- Opening Delimiter -
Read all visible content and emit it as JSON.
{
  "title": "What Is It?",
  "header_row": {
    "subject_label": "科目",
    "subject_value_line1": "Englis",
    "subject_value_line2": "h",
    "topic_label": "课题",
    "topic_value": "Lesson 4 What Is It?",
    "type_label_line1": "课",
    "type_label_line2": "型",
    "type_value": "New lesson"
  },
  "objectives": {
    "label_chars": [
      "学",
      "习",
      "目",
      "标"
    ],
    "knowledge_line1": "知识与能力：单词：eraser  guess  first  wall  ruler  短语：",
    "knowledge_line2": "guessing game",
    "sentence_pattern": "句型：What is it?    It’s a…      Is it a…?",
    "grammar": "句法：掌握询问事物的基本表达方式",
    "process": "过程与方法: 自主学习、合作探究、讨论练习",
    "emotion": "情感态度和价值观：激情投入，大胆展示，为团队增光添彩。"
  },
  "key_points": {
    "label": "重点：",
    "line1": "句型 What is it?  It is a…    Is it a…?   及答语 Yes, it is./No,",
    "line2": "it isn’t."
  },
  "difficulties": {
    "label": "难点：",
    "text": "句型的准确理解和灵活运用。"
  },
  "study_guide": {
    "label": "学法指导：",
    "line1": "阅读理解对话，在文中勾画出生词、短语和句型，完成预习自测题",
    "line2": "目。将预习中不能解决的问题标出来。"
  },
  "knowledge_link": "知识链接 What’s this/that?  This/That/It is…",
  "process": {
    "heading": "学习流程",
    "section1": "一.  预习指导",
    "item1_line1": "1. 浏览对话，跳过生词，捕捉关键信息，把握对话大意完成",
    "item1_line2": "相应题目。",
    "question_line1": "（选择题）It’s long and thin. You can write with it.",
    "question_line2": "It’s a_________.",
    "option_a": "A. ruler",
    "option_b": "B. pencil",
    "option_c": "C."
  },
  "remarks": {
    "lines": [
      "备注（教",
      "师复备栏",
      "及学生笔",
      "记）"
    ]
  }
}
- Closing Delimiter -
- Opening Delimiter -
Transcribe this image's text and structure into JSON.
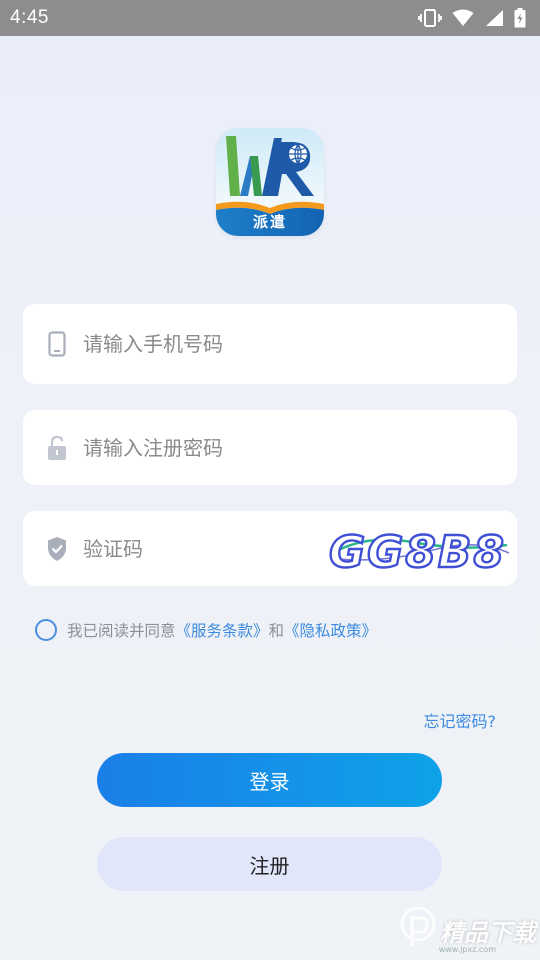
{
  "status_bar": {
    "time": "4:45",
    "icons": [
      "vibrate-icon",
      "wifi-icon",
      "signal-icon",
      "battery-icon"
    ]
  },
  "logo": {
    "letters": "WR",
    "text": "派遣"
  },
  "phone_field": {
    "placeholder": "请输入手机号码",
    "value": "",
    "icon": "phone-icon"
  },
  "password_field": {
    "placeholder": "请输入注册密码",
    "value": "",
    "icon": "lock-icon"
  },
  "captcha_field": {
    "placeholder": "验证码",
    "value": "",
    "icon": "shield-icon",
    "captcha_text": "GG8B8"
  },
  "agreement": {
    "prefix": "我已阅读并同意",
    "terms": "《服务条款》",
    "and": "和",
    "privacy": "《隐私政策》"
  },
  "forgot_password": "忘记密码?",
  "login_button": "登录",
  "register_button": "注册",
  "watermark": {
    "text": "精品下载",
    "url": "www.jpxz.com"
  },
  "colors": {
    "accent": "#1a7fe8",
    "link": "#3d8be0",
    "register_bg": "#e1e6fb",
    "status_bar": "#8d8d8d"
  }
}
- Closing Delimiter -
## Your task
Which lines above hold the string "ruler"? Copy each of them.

## Response
    "knowledge_line1": "知识与能力：单词：eraser  guess  first  wall  ruler  短语：",
    "option_a": "A. ruler",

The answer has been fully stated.